Auto Insurance

Seasonal car insurance: how to insure your summer vehicle

By: Zandile Chiwanza on June 8, 2021

The official start of summer is fast approaching, which means if you have a vehicle you use only in the warmer months, it's time to secure car insurance.  

Each province and territory has its own licensing regulations for seasonal vehicles, so you must visit your government's website for more details. However, we can tell you that if you plan to drive your car on public roads in Canada, you will always be required to carry third-party liability insurance. In the event of an accident, it covers damages and injuries to another person or vehicle, as well as medical expenditures, lost wages, and legal fees.

But is there such a thing as car insurance for summer only? In other words, do you need insurance if you don't drive your vehicle during the winter? We break down how seasonal auto insurance works below.

What is seasonal car insurance?

"There's no such thing as seasonal car insurance in Ontario," says Sara Caruana, service team leader for  

There is such a thing as short-term auto insurance, however, but not many insurance companies provide it. 

"The standard auto insurance policy in Canada has a one-year term," says Caruana. "But some companies out there will write six-month policies."

Since short-term policies are difficult to come by, Caruana suggests contacting your potential insurance provider directly to find out if they’re available.

If you go over 24 months with no insurance, that will erase your insurance history for some carriers

According to the Insurance Bureau of Canada, even if your seasonal vehicle is not in use, you should have comprehensive coverage on it all year-round to ensure that you’re covered in the event of unforeseeable events, such as an accident, fire, or theft. A car insurance provider will almost certainly require you to have some level of coverage on your seasonal vehicle all year round.

As soon as you know when you need the coverage to begin, get in touch with an insurance broker or agent to work out the policy's effective start date. 
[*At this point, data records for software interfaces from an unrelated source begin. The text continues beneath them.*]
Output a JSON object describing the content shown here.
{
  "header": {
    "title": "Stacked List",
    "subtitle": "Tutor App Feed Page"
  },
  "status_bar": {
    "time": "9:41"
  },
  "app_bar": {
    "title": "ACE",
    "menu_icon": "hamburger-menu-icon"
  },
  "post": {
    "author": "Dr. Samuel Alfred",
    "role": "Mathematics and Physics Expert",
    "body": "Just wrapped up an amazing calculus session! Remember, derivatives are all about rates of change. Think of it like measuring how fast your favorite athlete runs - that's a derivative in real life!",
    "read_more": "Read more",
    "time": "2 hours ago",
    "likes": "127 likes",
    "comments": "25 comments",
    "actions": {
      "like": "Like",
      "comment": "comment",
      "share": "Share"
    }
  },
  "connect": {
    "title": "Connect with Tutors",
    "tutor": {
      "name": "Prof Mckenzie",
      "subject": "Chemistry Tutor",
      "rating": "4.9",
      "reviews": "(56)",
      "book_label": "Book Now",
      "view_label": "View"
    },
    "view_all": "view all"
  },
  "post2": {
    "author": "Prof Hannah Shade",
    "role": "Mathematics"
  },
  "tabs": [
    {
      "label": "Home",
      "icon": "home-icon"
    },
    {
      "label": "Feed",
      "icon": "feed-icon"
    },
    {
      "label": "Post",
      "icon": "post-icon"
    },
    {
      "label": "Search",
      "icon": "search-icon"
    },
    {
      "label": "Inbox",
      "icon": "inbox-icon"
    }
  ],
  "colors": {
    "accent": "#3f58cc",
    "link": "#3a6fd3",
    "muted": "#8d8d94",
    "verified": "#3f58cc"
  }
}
"Depending on the insurance provider,” says Caruana, “you can get an effective date up to 30, 45 or 60 days in advance.” 

Cancel your policy early, but beware of the cons

Although you have the option of cancelling your auto insurance policy come the winter when you’re no longer driving your vehicle, Caruana strongly advises against it.

For starters, you will likely have to pay a fee to have your coverage cancelled before the end of your current policy term. 

Second, you can only cancel your policy if you're confident you won't drive the car at all while it's not covered. Driving without insurance is illegal, and if you’re caught doing so, you could face serious consequences, such as fines, or even a driver’s licence suspension for up to a year.

Thirdly, if your car is stolen or damaged while in storage, you won't be insured, and you will have to pay for the damages and replacement costs out of pocket. 

Before making any decisions, consult your broker. You may have a few more options for a car that you use in the summer and store in the winter

And lastly, when you go to purchase auto insurance for the next summer, your premiums may increase because there’s a gap in your insurance history. Caruana says depending on how long you've gone without insurance coverage, you might even be considered high-risk by insurance providers. That's why she urges drivers to stay continuously insured and not have any gaps. 

"Some carriers won't even want to offer you coverage if you own a vehicle but don't insure it for 12 months," she says. "If you go over 24 months with no insurance, that will erase your insurance history for some carriers."

An alternative option for summer car insurance is to add the necessary coverage for the months of the year that the car will be used and then remove it from your policy in the winter months, but still keep the policy intact. 

During non-driving periods, change your coverage 

To avoid this, Caruana recommends changing your coverage during the non-driving months if you only drive for a portion of the year.

For instance, you can significantly cut your monthly premium by dropping collision coverage (which covers damage to your vehicle in the event you collide with an object or other vehicle) and liability coverage in the winter months, and keeping comprehensive coverage. 

Comprehensive coverage covers your vehicle in the event of theft, fire, vandalism, falling items, natural disasters, or other damages while it is stationary. In a nutshell, it safeguards your vehicle when it’s not in use. 

Before making any decisions, consult with your broker. You may have a few more options for a car that you use in the summer and store in the winter. For instance, if your vehicle is more than 10 years old, you may be eligible for classic car insurance. In this instance, your classic car may be classified as a seasonal vehicle by your insurance provider because you only need a minimal amount of coverage when it's parked. 

Car insurance discounts for seasonal vehicles

When looking for low-cost summer vehicle insurance, the same principles apply to shopping for low-cost, long-term coverage. 

There are also several opportunities to score discounts on your car insurance. For example, if you need student car insurance for the summer, you can get a discount for maintaining good grades. Drivers can also earn discounts for combining various insurance products with one insurance provider, installing a telematics device/app, being a senior, insuring multiple cars on one policy, and opting for a higher deductible.

Even if you only need basic auto insurance, you should still shop around and compare rates from several companies to find the best deal for your summer ride.